The Plains Indians: Artists of Earth and Sky exhibition was put together by Gaylord Torrence, the Nelson-Atkin’s curator of American Indian Art. It is opening at the Musée du quai Branly April 7.
The president of Quai Branly visited the Nelson-Atkins in 2010, when the American Indian galleries had been open for one year. He was so impressed, he asked Torrence to organize a special exhibition featuring Plains Indians.
“It was a great honor to be invited to do this exhibition,” said Torrence.

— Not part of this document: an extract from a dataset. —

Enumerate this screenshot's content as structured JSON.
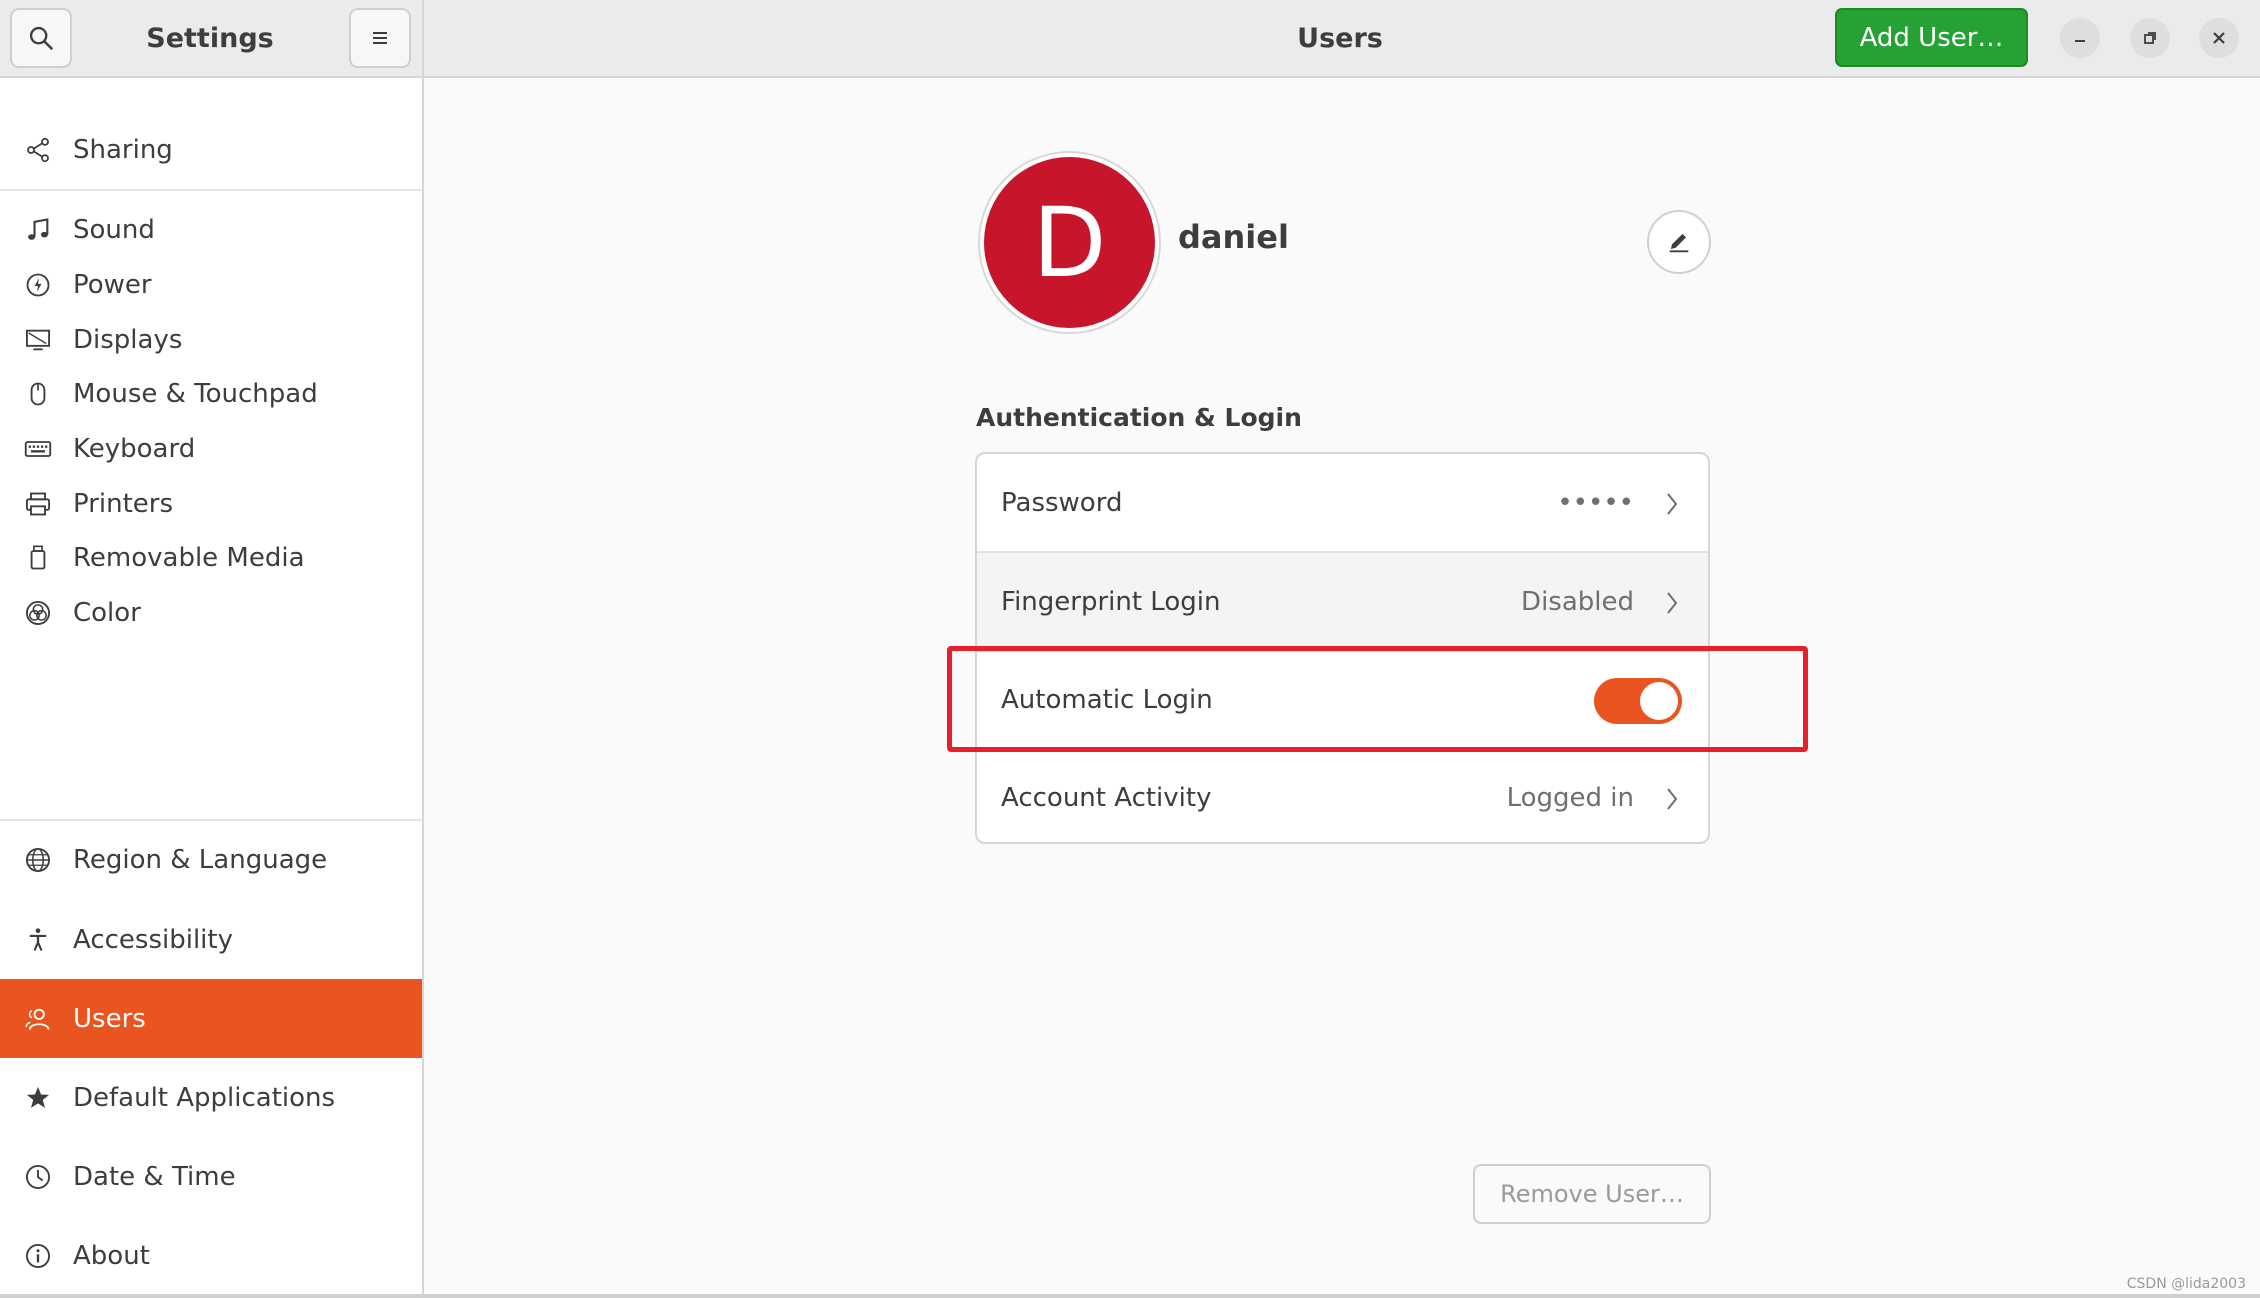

Quai Branly is considered one of the world’s leading institutions on indigenous arts. In its collection are some pieces from Plains Indians that have not been seen in this country since European explorers were in the U.S. in the 18th Century.
“These are the oldest surviving objects in the world from this culture,” Torrence said. “We're bringing back around ten of them to North America through this exhibition. They haven't been here for 250 to 300 years.”

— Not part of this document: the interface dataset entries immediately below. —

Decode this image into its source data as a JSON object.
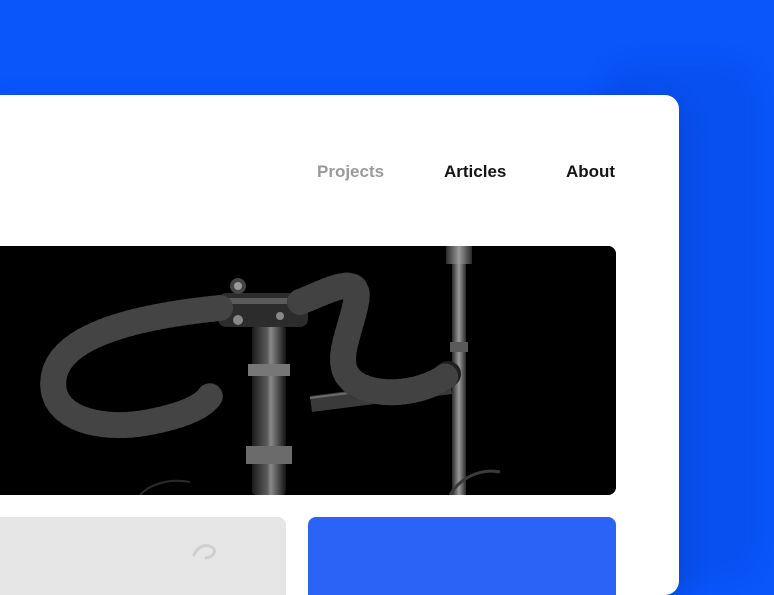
{
  "nav": {
    "items": [
      {
        "label": "Projects",
        "active": true
      },
      {
        "label": "Articles",
        "active": false
      },
      {
        "label": "About",
        "active": false
      }
    ]
  },
  "colors": {
    "background": "#0a56fb",
    "card": "#ffffff",
    "nav_active": "#9a9a9a",
    "nav_default": "#151515",
    "tile_gray": "#e6e6e6",
    "tile_blue": "#2a63f6"
  }
}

Plains Indians lived in the central part of North America, Torrence explained, from just west of the Mississippi River to the Rocky Mountains, South Texas up to Alberta, Canada.
“This exhibition is intended, first and foremost, to honor Plains Indian peoples," Torrence said. “Their survival and the great accomplishment of the artists through time.”

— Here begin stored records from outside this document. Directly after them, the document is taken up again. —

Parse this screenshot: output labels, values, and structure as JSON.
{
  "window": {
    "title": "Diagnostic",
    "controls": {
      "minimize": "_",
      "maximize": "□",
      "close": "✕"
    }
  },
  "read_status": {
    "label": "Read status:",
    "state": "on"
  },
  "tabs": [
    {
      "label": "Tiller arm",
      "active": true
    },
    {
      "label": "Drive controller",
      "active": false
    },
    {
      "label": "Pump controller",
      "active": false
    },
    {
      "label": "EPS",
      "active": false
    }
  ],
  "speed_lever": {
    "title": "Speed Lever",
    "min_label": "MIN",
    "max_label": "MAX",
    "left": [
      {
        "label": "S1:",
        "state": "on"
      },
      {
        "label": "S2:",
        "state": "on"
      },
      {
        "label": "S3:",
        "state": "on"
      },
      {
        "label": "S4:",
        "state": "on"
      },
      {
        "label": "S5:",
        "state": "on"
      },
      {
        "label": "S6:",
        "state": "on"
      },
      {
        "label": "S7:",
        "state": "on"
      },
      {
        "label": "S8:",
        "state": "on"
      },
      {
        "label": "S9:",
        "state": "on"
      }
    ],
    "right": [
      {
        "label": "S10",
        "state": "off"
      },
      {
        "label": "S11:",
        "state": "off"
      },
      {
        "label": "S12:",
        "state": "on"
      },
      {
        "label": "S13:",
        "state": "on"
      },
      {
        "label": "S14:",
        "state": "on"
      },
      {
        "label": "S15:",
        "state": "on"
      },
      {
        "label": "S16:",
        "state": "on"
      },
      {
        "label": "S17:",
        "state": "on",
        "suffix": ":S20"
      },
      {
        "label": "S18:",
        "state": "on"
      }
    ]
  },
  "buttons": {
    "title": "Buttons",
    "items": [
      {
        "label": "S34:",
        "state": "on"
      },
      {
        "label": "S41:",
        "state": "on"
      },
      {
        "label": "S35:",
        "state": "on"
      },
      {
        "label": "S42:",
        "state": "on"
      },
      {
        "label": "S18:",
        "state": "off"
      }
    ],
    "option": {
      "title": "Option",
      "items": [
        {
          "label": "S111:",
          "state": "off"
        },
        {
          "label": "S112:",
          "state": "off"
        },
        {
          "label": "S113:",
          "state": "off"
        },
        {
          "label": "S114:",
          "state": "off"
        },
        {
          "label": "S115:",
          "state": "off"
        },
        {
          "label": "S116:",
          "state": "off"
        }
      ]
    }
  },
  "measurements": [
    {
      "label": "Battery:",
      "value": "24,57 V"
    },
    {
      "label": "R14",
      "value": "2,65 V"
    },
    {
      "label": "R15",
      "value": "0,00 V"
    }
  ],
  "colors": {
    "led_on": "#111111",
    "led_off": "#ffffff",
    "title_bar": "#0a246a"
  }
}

Torrence collected about 140 works to be in this exhibition, giving visitors a sense of the Plains Indian culture over centuries.
“There is a great continuity,” said Julian Zugazagoitia, Nelson-Atkins director. “This exhibition will allow us to see works of art and pieces that were encountered early on, when the Westerners came to this region.”
Zugazagoitia said this exhibition is reminiscent of a similar exhibit the Nelson-Atkins developed in 1976 called Sacred Circles that opened in Great Britain and celebrated 2,000 years of American Indian art.
“From Sacred Circles to Plains Indians, the Nelson-Atkins has a tradition of showcasing the best of Native American Art and I think it just continues that tradition,” he said.
This exhibition will only make three stops in the world: Paris, Kansas City and New York City’s Metropolitan Museum of Art.
“For it to go on to the Met, which is in generally is regarded as the greatest comprehensive museum in the world, is a huge recognition for the importance of American Indian Art in our culture,” Torrence said.
This exhibition also launches the Nelson-Atkins onto an international stage.
“I think it's going to be, for Kansas City, a great opportunity, both international exposure, regionally, locally,” Zugazagoitia said. “Then New York City remains one of the capitals of the arts of the world so it's yet another opportunity for extra exposure for our ideas about great art and a great curator, Gaylord Torrence.”
While Torrence organized the exhibition, Elisabeth Batchelor, Director of Conservation, and her team worked to get the Nelson-Atkins works of art ready for transportation, a process that can take up to a year.
“A lot of them are no longer made or cannot be replaced, which is why putting a value on it is somewhat of an abstract exercise,” said Batchelor. “If we get a lot of money for it, there isn't another one that we can get so we just have to preserve them for future generations.”
Batchelor said protecting works of art to the elements is their biggest challenge.
“Especially with American Indian material which is made of so many different materials,” she said. “There can be wood, leather, feather and they all react at different rates to temperature and humidity.”
The box that directly contains the art is custom-made every time. A garment is not folded, but rather laid flat, with the shape of the box specifically fitting that garment. Every piece is documented, conditions are recorded and kept on file. The Nelson-Atkins is one of few museums in the U.S. that uses iPad technology to keep a record of each work of art.
The interior boxes are then placed in a crate that is also specially made.
“The crate, the wooden boxes that we ship things in, if it's going to Europe, it has to be made in a certified shop, to make sure there are no bugs in it,” said Batchelor. “So there are only certain shops that can make.”
The trucks and ships that transport the crates are climate-controlled. The goal, Batchelor said, is to keep everything as stable as possible.
The Plains Indians will be at Musée du quai Branly from Apr. 7 to July 20, 2014. Then it comes to the Nelson-Atkins from Sept. 19 to Jan. 11, 2015. It closes at the Metropolitan Museum of Art in New York from March 2 to May 10, 2015.